▸ **LISTED RECORDS**
----------------
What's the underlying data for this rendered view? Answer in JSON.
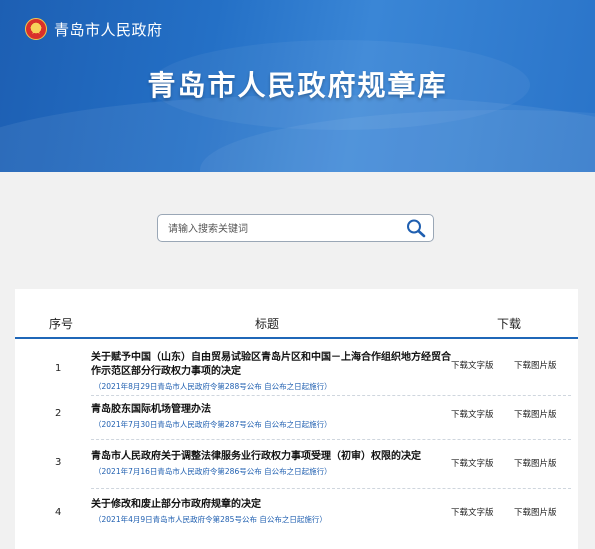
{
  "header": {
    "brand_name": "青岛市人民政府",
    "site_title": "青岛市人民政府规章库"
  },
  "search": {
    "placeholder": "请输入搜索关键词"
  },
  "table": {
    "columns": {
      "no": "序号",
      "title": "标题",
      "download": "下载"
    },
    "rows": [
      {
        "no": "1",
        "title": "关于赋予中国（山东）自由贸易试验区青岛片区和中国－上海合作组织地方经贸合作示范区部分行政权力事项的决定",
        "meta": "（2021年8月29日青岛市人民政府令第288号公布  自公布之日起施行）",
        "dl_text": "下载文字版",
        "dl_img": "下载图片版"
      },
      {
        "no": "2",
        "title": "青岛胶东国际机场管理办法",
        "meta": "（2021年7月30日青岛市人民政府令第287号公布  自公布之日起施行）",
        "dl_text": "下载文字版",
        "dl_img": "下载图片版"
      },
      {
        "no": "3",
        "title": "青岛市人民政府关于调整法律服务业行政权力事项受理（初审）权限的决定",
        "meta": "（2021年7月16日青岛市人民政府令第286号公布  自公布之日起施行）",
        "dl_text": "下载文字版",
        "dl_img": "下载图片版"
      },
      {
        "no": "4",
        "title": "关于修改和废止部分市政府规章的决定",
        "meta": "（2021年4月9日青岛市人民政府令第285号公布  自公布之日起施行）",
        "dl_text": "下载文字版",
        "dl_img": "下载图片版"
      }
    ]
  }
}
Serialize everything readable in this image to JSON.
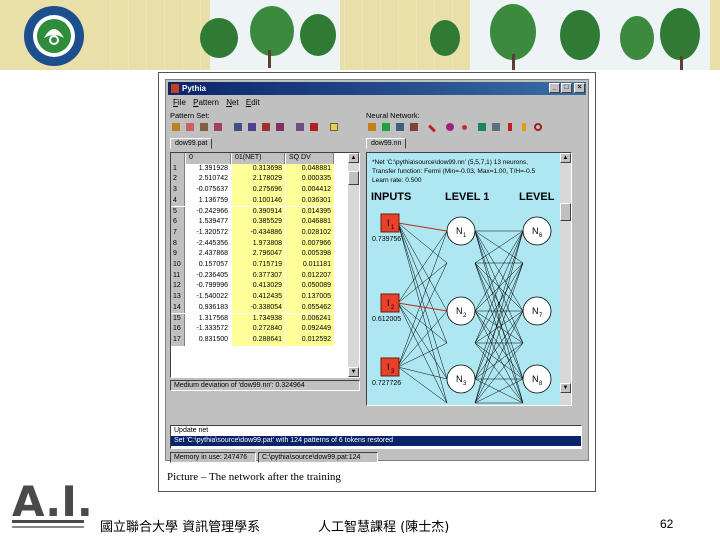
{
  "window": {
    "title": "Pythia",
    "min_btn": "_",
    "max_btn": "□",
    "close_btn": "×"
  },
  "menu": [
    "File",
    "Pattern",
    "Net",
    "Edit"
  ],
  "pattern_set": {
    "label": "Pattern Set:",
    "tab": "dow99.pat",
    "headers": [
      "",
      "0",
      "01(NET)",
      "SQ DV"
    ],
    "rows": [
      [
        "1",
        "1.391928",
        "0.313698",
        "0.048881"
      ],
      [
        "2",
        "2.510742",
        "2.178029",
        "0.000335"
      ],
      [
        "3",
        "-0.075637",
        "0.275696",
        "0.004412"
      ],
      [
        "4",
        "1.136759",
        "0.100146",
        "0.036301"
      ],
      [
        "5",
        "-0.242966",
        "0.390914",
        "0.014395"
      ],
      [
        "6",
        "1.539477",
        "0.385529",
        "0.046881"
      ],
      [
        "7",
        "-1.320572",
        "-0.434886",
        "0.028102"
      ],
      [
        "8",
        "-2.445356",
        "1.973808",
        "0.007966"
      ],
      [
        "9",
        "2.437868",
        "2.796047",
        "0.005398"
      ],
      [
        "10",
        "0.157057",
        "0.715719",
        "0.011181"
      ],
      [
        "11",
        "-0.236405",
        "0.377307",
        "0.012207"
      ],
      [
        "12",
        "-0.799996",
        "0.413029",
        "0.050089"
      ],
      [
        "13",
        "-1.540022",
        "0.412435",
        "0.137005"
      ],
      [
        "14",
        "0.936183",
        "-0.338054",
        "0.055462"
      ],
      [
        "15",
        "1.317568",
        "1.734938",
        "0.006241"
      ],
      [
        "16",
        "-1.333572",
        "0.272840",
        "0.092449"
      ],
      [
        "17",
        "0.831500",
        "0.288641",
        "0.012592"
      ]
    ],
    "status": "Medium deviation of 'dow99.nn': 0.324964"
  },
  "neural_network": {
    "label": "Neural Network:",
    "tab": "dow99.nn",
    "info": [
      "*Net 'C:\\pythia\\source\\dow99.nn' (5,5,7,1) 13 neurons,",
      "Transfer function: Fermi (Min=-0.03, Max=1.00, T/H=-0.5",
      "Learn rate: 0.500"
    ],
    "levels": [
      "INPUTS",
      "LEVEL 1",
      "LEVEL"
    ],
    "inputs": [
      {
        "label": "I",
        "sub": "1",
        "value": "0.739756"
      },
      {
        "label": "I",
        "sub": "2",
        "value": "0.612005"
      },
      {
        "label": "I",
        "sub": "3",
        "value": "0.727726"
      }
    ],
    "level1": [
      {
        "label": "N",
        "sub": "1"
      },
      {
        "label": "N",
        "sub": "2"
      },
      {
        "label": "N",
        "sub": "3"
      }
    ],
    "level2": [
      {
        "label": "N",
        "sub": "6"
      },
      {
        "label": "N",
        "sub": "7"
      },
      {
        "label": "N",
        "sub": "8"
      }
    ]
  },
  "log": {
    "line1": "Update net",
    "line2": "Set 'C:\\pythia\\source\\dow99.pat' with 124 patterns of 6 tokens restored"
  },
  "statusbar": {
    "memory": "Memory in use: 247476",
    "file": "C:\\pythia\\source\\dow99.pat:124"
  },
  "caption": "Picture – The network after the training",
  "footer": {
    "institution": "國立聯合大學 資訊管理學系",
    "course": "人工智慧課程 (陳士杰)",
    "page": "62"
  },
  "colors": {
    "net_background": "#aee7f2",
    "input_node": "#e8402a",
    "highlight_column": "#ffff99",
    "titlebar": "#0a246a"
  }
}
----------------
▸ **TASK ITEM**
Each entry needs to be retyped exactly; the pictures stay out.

▸ **ANSWER SPACE**
What's the underlying data for this rendered view? Answer in JSON.
{
  "header": {
    "brand_name": "青岛市人民政府",
    "site_title": "青岛市人民政府规章库"
  },
  "search": {
    "placeholder": "请输入搜索关键词"
  },
  "table": {
    "columns": {
      "no": "序号",
      "title": "标题",
      "download": "下载"
    },
    "rows": [
      {
        "no": "1",
        "title": "关于赋予中国（山东）自由贸易试验区青岛片区和中国－上海合作组织地方经贸合作示范区部分行政权力事项的决定",
        "meta": "（2021年8月29日青岛市人民政府令第288号公布  自公布之日起施行）",
        "dl_text": "下载文字版",
        "dl_img": "下载图片版"
      },
      {
        "no": "2",
        "title": "青岛胶东国际机场管理办法",
        "meta": "（2021年7月30日青岛市人民政府令第287号公布  自公布之日起施行）",
        "dl_text": "下载文字版",
        "dl_img": "下载图片版"
      },
      {
        "no": "3",
        "title": "青岛市人民政府关于调整法律服务业行政权力事项受理（初审）权限的决定",
        "meta": "（2021年7月16日青岛市人民政府令第286号公布  自公布之日起施行）",
        "dl_text": "下载文字版",
        "dl_img": "下载图片版"
      },
      {
        "no": "4",
        "title": "关于修改和废止部分市政府规章的决定",
        "meta": "（2021年4月9日青岛市人民政府令第285号公布  自公布之日起施行）",
        "dl_text": "下载文字版",
        "dl_img": "下载图片版"
      }
    ]
  }
}
Serialize everything readable in this image to JSON.
{
  "window": {
    "title": "Pythia",
    "min_btn": "_",
    "max_btn": "□",
    "close_btn": "×"
  },
  "menu": [
    "File",
    "Pattern",
    "Net",
    "Edit"
  ],
  "pattern_set": {
    "label": "Pattern Set:",
    "tab": "dow99.pat",
    "headers": [
      "",
      "0",
      "01(NET)",
      "SQ DV"
    ],
    "rows": [
      [
        "1",
        "1.391928",
        "0.313698",
        "0.048881"
      ],
      [
        "2",
        "2.510742",
        "2.178029",
        "0.000335"
      ],
      [
        "3",
        "-0.075637",
        "0.275696",
        "0.004412"
      ],
      [
        "4",
        "1.136759",
        "0.100146",
        "0.036301"
      ],
      [
        "5",
        "-0.242966",
        "0.390914",
        "0.014395"
      ],
      [
        "6",
        "1.539477",
        "0.385529",
        "0.046881"
      ],
      [
        "7",
        "-1.320572",
        "-0.434886",
        "0.028102"
      ],
      [
        "8",
        "-2.445356",
        "1.973808",
        "0.007966"
      ],
      [
        "9",
        "2.437868",
        "2.796047",
        "0.005398"
      ],
      [
        "10",
        "0.157057",
        "0.715719",
        "0.011181"
      ],
      [
        "11",
        "-0.236405",
        "0.377307",
        "0.012207"
      ],
      [
        "12",
        "-0.799996",
        "0.413029",
        "0.050089"
      ],
      [
        "13",
        "-1.540022",
        "0.412435",
        "0.137005"
      ],
      [
        "14",
        "0.936183",
        "-0.338054",
        "0.055462"
      ],
      [
        "15",
        "1.317568",
        "1.734938",
        "0.006241"
      ],
      [
        "16",
        "-1.333572",
        "0.272840",
        "0.092449"
      ],
      [
        "17",
        "0.831500",
        "0.288641",
        "0.012592"
      ]
    ],
    "status": "Medium deviation of 'dow99.nn': 0.324964"
  },
  "neural_network": {
    "label": "Neural Network:",
    "tab": "dow99.nn",
    "info": [
      "*Net 'C:\\pythia\\source\\dow99.nn' (5,5,7,1) 13 neurons,",
      "Transfer function: Fermi (Min=-0.03, Max=1.00, T/H=-0.5",
      "Learn rate: 0.500"
    ],
    "levels": [
      "INPUTS",
      "LEVEL 1",
      "LEVEL"
    ],
    "inputs": [
      {
        "label": "I",
        "sub": "1",
        "value": "0.739756"
      },
      {
        "label": "I",
        "sub": "2",
        "value": "0.612005"
      },
      {
        "label": "I",
        "sub": "3",
        "value": "0.727726"
      }
    ],
    "level1": [
      {
        "label": "N",
        "sub": "1"
      },
      {
        "label": "N",
        "sub": "2"
      },
      {
        "label": "N",
        "sub": "3"
      }
    ],
    "level2": [
      {
        "label": "N",
        "sub": "6"
      },
      {
        "label": "N",
        "sub": "7"
      },
      {
        "label": "N",
        "sub": "8"
      }
    ]
  },
  "log": {
    "line1": "Update net",
    "line2": "Set 'C:\\pythia\\source\\dow99.pat' with 124 patterns of 6 tokens restored"
  },
  "statusbar": {
    "memory": "Memory in use: 247476",
    "file": "C:\\pythia\\source\\dow99.pat:124"
  },
  "caption": "Picture – The network after the training",
  "footer": {
    "institution": "國立聯合大學 資訊管理學系",
    "course": "人工智慧課程 (陳士杰)",
    "page": "62"
  },
  "colors": {
    "net_background": "#aee7f2",
    "input_node": "#e8402a",
    "highlight_column": "#ffff99",
    "titlebar": "#0a246a"
  }
}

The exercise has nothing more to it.